Nose: Oh Lordy. Ginger snaps, dried autumn leaves, mixed peel, icing sugar, rich marmalade, barley sugar. A faint wisp of smoke in the background. Somehow elegant and pungent at the same time. Raspberry and damson jam, developing hawthorn, faint hazelnuts and exotic fruit: tinned peaches, strawberries, pineapple syrup, fresh mango (perhaps these latter from bottle ageing?) shortbread, golden syrup, oatcakes, honeyed flapjacks…
Palate: Medium-weight, with a very elegant delicacy. The oak is strong here, binding the nuts, sweetness, marmalade, fruit and bakery notes together, with cooked apple, balsamico, grapefruit and even sherry trifle flavours getting a look-in. This bottle is slightly oxidised as it’s been open a while, but the flavours are still intense, and truly beautiful. More assertive pepper than I expected, with delicious notes of polished wood and old bookshops.
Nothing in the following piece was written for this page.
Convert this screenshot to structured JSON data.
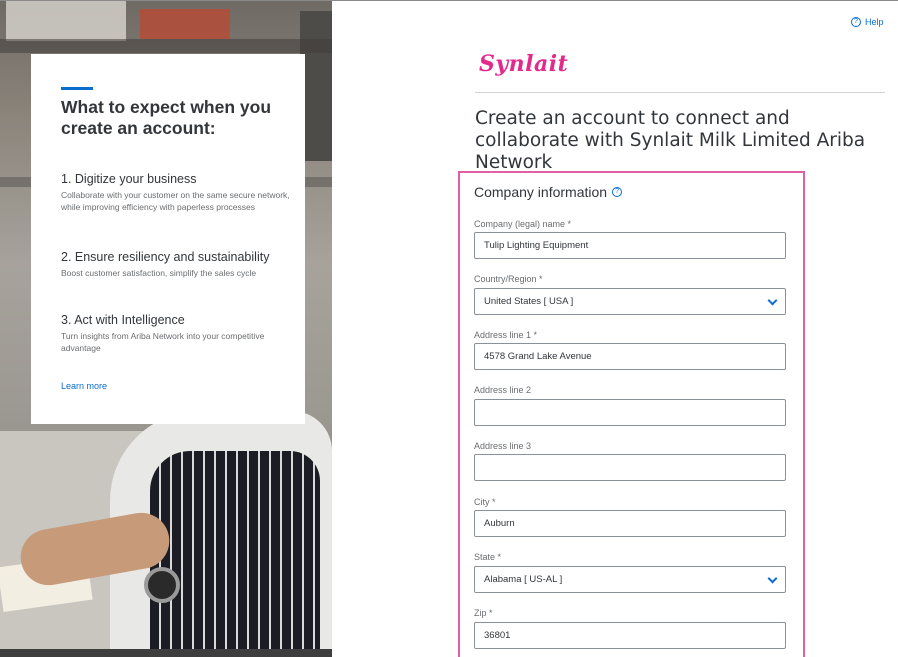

Finish: Not particularly long, as is to be expected with a whisky of this strength and antiquity, but spectacularly pretty nonetheless. My tastebuds are tingling.
Comment: A privilege. Truly a glorious old whisky, in fact it’s easy to see that it was glories such as these on which the Macallan legend was founded. One can only imagine what it must have been like at cask strength, or even 46%. Yet this fabulous whisky has a true grace and drinkability at 40%. They don’t make ‘em like this anymore.